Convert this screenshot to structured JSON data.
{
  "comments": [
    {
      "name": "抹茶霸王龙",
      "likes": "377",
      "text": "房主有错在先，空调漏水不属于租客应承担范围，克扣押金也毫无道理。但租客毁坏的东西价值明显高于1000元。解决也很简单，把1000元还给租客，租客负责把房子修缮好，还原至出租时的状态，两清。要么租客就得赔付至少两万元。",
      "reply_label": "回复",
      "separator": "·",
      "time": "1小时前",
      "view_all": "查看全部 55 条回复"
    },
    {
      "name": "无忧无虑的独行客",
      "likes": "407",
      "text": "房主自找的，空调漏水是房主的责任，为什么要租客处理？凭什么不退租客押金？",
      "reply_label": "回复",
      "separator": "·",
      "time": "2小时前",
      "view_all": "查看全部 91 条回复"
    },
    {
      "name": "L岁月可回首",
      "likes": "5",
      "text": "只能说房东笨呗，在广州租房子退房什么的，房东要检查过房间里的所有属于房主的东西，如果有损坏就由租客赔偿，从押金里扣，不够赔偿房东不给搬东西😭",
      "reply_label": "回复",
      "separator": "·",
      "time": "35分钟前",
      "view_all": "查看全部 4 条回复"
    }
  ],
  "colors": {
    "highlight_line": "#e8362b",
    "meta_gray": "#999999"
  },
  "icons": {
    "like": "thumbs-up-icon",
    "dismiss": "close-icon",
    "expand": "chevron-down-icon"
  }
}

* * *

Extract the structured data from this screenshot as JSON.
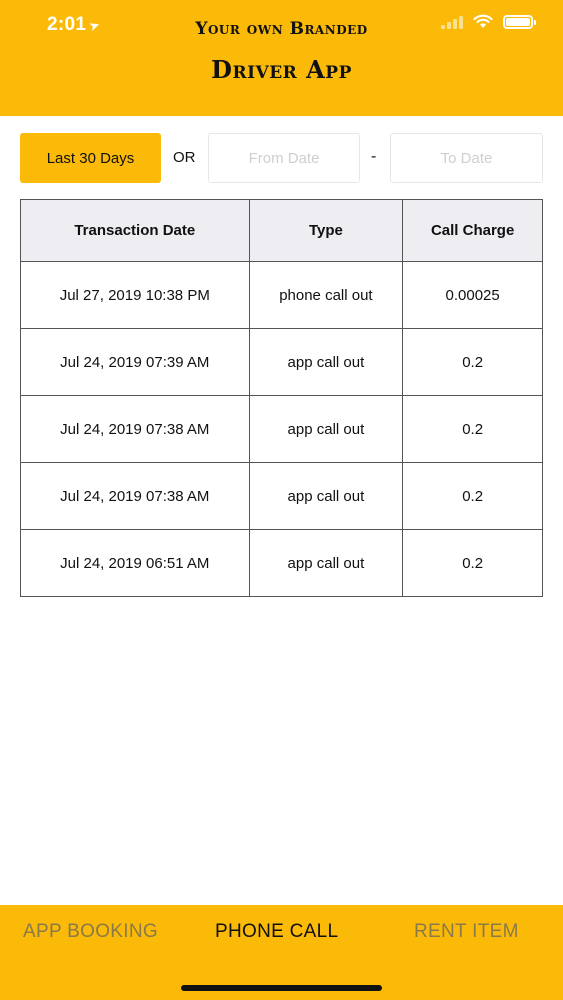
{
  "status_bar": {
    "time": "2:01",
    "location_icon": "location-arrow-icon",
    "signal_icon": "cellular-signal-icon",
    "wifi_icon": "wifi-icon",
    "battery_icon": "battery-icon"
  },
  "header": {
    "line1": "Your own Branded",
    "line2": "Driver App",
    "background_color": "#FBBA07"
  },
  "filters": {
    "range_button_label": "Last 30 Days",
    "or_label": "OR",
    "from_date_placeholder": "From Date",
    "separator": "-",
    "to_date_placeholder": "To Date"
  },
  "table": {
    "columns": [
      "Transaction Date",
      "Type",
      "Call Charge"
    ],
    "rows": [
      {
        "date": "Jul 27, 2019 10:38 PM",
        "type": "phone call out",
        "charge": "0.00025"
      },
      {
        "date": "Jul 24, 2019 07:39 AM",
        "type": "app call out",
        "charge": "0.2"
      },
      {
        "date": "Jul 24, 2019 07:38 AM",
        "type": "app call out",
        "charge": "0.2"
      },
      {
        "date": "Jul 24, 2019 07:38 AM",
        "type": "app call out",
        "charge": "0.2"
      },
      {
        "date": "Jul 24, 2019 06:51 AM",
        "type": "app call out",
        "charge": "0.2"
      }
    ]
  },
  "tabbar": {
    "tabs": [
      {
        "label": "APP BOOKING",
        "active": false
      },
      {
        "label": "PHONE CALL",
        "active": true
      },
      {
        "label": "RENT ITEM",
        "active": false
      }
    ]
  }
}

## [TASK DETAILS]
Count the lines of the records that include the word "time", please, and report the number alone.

## [WRITTEN RESPONSE]
4